By income standards, we probably would have been considered working class, or perhaps slightly less. In comparison to families with two working parents, mine were certainly not as well-off financially. But I always had what I needed. I always had a couple of new school outfits to start the year. There were a lot of farm kids in my school, so all of us had pretty similar income, or so I imagined.

***

 

juarez
Juarez, Mexico’s Murder Valley

I relied heavily on need-based financial aid for a private college, but being 2nd in my class in high school, I qualified for it. I won’t say I didn’t work hard for that.  It may have helped that my name belied my half-Mexican origin. But I was born in Wisconsin, not Juarez.

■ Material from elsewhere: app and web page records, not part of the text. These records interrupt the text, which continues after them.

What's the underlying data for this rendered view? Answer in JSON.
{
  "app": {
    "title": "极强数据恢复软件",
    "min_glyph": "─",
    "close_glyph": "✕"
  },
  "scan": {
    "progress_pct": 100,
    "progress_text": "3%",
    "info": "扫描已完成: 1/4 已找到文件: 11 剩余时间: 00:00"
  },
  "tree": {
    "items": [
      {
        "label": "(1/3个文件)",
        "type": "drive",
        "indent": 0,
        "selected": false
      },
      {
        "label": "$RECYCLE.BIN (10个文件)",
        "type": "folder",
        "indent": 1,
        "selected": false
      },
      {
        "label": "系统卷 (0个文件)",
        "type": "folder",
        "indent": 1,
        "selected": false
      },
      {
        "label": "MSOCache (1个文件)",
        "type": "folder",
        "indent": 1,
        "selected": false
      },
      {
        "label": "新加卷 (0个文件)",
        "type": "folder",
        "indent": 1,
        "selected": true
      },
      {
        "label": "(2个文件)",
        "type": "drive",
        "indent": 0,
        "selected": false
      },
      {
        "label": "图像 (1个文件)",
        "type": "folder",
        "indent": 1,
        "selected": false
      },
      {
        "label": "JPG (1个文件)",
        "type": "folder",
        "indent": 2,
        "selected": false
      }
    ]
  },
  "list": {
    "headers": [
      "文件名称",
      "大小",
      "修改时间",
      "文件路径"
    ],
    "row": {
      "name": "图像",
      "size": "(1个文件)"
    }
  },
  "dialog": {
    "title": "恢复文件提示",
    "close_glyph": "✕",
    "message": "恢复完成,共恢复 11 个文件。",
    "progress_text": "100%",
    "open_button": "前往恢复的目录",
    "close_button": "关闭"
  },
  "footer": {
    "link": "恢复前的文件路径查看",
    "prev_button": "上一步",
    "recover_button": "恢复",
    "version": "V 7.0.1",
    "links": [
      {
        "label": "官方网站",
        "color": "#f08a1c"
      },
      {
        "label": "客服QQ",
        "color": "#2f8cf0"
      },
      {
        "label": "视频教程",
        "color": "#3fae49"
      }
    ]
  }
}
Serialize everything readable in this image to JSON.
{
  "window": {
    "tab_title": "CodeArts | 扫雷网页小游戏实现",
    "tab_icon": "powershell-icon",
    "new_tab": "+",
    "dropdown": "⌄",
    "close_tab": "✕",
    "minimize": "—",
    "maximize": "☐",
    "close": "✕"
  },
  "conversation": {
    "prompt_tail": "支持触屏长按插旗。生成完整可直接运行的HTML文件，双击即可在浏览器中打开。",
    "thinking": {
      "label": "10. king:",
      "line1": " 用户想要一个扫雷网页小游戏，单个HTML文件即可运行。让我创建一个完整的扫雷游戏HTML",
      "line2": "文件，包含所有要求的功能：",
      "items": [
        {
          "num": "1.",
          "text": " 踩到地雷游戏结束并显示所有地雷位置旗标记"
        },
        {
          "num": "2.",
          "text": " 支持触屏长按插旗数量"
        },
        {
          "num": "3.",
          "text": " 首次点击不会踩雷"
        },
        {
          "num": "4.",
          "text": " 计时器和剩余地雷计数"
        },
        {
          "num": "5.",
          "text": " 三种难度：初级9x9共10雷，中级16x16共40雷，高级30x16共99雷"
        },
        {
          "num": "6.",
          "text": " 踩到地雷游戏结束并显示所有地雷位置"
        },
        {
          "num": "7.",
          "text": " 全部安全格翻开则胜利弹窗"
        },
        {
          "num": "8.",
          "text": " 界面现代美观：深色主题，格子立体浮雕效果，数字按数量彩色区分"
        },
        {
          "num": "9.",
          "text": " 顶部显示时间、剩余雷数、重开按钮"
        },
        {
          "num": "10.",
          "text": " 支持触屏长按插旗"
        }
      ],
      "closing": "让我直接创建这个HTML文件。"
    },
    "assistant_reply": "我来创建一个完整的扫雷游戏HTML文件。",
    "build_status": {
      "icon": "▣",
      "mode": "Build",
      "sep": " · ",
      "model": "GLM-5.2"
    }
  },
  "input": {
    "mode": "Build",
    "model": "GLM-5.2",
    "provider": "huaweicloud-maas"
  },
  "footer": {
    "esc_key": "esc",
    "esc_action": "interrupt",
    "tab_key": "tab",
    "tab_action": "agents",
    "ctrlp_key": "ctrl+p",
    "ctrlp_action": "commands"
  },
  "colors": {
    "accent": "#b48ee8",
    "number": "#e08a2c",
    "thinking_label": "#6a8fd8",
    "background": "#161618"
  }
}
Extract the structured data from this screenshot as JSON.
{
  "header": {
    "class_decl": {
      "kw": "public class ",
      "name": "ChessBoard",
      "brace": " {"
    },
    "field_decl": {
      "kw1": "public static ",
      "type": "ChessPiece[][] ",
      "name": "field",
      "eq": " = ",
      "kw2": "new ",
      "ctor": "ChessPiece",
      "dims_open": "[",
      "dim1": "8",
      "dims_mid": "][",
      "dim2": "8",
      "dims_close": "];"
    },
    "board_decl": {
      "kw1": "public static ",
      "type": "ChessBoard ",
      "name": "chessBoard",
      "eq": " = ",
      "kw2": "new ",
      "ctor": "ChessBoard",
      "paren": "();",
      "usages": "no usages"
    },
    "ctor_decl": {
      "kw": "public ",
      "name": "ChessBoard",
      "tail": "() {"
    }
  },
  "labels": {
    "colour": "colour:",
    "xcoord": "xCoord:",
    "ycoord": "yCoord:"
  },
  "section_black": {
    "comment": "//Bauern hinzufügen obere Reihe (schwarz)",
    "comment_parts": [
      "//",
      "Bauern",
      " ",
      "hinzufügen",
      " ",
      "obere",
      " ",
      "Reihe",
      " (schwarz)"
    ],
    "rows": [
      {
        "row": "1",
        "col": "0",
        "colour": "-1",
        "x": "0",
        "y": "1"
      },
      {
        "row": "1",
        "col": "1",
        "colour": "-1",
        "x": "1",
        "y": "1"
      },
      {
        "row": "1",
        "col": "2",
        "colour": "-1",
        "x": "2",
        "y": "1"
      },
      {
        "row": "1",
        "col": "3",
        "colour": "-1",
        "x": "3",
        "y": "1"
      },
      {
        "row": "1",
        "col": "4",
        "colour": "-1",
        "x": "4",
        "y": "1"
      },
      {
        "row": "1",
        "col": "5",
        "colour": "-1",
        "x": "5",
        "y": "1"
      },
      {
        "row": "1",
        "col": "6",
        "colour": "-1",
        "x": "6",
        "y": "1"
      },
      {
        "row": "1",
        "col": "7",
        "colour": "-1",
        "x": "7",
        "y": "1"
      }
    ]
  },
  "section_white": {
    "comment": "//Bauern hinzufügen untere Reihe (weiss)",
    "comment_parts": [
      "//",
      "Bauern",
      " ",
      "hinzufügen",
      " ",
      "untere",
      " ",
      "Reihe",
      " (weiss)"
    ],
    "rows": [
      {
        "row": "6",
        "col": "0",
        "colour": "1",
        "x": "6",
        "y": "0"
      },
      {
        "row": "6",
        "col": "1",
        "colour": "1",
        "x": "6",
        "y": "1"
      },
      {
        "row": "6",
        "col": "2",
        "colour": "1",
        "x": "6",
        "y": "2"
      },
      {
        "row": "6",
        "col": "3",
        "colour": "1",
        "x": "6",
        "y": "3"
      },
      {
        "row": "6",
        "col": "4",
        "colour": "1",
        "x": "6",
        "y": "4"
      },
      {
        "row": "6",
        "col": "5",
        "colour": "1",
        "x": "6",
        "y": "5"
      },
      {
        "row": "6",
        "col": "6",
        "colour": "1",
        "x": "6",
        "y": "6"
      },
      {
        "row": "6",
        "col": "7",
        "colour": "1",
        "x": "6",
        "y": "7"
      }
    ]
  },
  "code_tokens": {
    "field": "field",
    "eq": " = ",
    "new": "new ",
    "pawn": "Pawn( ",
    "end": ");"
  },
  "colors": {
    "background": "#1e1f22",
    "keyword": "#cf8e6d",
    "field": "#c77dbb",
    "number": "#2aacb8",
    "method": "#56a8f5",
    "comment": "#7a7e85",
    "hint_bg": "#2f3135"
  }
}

Therein, by the grace of god, lies the difference. 

Why was I born here? Because my Mom fell in love with her guitar teacher when she studied in Mexico. And he fell in love with a Minnesotan woman, despite her mother serving as a chaperone on most of their dates. Why did I have the opportunities I have today? Because my family worked hard, and made sacrifices for me, so I could grow up healthy and happy.

I started thinking about people who use racism and class-ism to divide people. Take ahem… our Harasser-in-Chief. No matter how much money he makes, or pretends to make, he will always have NO class.

You know why? Because class, true class, is about how you treat people. It is about your character.

love and money
Photo credit link – Boston Globe

My father always treated the cooks and the janitors in his school as respectfully as he treated the other teachers. I learned to treat people as equals, not as superior or inferior due to their education or social status. I am really proud that both my Mom and Dad taught me that the measure of a good person is in how kindly you treat others.

To be a classy person is to realize that it is not about what you have, or what you do. There is honor in ALL work, and there is compassion for those who may not have work right now. There is a belief that ALL people are worthy of human dignity, no matter their skin color, creed, religion, or national origin. America was founded on these principles, that all people were created equal, which is why I am still proud to call this home.